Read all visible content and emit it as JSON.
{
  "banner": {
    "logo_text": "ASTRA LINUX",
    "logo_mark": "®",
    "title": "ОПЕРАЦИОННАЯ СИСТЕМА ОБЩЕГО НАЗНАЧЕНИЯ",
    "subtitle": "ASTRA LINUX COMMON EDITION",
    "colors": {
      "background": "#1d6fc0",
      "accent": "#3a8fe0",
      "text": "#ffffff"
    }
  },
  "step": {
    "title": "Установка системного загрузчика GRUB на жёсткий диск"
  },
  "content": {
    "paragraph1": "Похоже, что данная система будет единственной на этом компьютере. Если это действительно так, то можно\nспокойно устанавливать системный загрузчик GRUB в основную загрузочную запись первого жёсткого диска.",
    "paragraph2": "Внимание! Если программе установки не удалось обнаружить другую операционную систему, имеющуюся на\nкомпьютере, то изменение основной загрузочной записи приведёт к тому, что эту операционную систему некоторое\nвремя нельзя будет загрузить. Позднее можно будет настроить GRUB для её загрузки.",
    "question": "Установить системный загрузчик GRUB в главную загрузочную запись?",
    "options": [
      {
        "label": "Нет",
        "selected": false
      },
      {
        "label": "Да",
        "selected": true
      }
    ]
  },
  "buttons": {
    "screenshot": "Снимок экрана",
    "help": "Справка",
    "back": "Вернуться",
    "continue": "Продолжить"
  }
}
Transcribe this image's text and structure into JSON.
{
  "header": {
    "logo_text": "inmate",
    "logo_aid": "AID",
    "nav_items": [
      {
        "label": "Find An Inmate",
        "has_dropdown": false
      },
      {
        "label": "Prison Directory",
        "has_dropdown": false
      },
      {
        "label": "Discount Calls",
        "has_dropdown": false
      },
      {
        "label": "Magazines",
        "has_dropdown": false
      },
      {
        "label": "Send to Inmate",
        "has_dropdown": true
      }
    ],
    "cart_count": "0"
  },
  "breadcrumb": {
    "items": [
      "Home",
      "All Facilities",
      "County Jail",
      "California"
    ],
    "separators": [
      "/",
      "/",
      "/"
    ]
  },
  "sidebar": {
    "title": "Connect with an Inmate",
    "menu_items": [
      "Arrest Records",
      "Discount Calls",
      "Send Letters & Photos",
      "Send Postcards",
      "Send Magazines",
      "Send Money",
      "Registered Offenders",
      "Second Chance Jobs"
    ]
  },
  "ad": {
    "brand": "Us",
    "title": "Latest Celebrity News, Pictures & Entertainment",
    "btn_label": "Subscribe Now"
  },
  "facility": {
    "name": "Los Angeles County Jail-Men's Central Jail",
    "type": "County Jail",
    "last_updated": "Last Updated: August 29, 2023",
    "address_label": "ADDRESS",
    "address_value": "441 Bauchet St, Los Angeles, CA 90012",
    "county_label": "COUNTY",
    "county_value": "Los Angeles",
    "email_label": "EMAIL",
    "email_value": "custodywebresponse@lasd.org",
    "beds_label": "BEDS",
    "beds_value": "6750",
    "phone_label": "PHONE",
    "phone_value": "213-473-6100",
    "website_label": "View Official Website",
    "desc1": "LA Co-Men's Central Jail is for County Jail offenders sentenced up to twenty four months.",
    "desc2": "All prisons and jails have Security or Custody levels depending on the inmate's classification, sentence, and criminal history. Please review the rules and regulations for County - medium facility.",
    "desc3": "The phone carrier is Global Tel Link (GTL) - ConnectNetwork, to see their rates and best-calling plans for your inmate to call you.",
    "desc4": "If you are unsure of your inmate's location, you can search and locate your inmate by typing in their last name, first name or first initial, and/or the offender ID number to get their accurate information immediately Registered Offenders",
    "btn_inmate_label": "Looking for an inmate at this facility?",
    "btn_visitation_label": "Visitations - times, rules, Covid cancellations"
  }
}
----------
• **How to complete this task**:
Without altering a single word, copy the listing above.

• **Solution to the exercise**:
Read all visible content and emit it as JSON.
{
  "banner": {
    "logo_text": "ASTRA LINUX",
    "logo_mark": "®",
    "title": "ОПЕРАЦИОННАЯ СИСТЕМА ОБЩЕГО НАЗНАЧЕНИЯ",
    "subtitle": "ASTRA LINUX COMMON EDITION",
    "colors": {
      "background": "#1d6fc0",
      "accent": "#3a8fe0",
      "text": "#ffffff"
    }
  },
  "step": {
    "title": "Установка системного загрузчика GRUB на жёсткий диск"
  },
  "content": {
    "paragraph1": "Похоже, что данная система будет единственной на этом компьютере. Если это действительно так, то можно\nспокойно устанавливать системный загрузчик GRUB в основную загрузочную запись первого жёсткого диска.",
    "paragraph2": "Внимание! Если программе установки не удалось обнаружить другую операционную систему, имеющуюся на\nкомпьютере, то изменение основной загрузочной записи приведёт к тому, что эту операционную систему некоторое\nвремя нельзя будет загрузить. Позднее можно будет настроить GRUB для её загрузки.",
    "question": "Установить системный загрузчик GRUB в главную загрузочную запись?",
    "options": [
      {
        "label": "Нет",
        "selected": false
      },
      {
        "label": "Да",
        "selected": true
      }
    ]
  },
  "buttons": {
    "screenshot": "Снимок экрана",
    "help": "Справка",
    "back": "Вернуться",
    "continue": "Продолжить"
  }
}
Transcribe this image's text and structure into JSON.
{
  "header": {
    "logo_text": "inmate",
    "logo_aid": "AID",
    "nav_items": [
      {
        "label": "Find An Inmate",
        "has_dropdown": false
      },
      {
        "label": "Prison Directory",
        "has_dropdown": false
      },
      {
        "label": "Discount Calls",
        "has_dropdown": false
      },
      {
        "label": "Magazines",
        "has_dropdown": false
      },
      {
        "label": "Send to Inmate",
        "has_dropdown": true
      }
    ],
    "cart_count": "0"
  },
  "breadcrumb": {
    "items": [
      "Home",
      "All Facilities",
      "County Jail",
      "California"
    ],
    "separators": [
      "/",
      "/",
      "/"
    ]
  },
  "sidebar": {
    "title": "Connect with an Inmate",
    "menu_items": [
      "Arrest Records",
      "Discount Calls",
      "Send Letters & Photos",
      "Send Postcards",
      "Send Magazines",
      "Send Money",
      "Registered Offenders",
      "Second Chance Jobs"
    ]
  },
  "ad": {
    "brand": "Us",
    "title": "Latest Celebrity News, Pictures & Entertainment",
    "btn_label": "Subscribe Now"
  },
  "facility": {
    "name": "Los Angeles County Jail-Men's Central Jail",
    "type": "County Jail",
    "last_updated": "Last Updated: August 29, 2023",
    "address_label": "ADDRESS",
    "address_value": "441 Bauchet St, Los Angeles, CA 90012",
    "county_label": "COUNTY",
    "county_value": "Los Angeles",
    "email_label": "EMAIL",
    "email_value": "custodywebresponse@lasd.org",
    "beds_label": "BEDS",
    "beds_value": "6750",
    "phone_label": "PHONE",
    "phone_value": "213-473-6100",
    "website_label": "View Official Website",
    "desc1": "LA Co-Men's Central Jail is for County Jail offenders sentenced up to twenty four months.",
    "desc2": "All prisons and jails have Security or Custody levels depending on the inmate's classification, sentence, and criminal history. Please review the rules and regulations for County - medium facility.",
    "desc3": "The phone carrier is Global Tel Link (GTL) - ConnectNetwork, to see their rates and best-calling plans for your inmate to call you.",
    "desc4": "If you are unsure of your inmate's location, you can search and locate your inmate by typing in their last name, first name or first initial, and/or the offender ID number to get their accurate information immediately Registered Offenders",
    "btn_inmate_label": "Looking for an inmate at this facility?",
    "btn_visitation_label": "Visitations - times, rules, Covid cancellations"
  }
}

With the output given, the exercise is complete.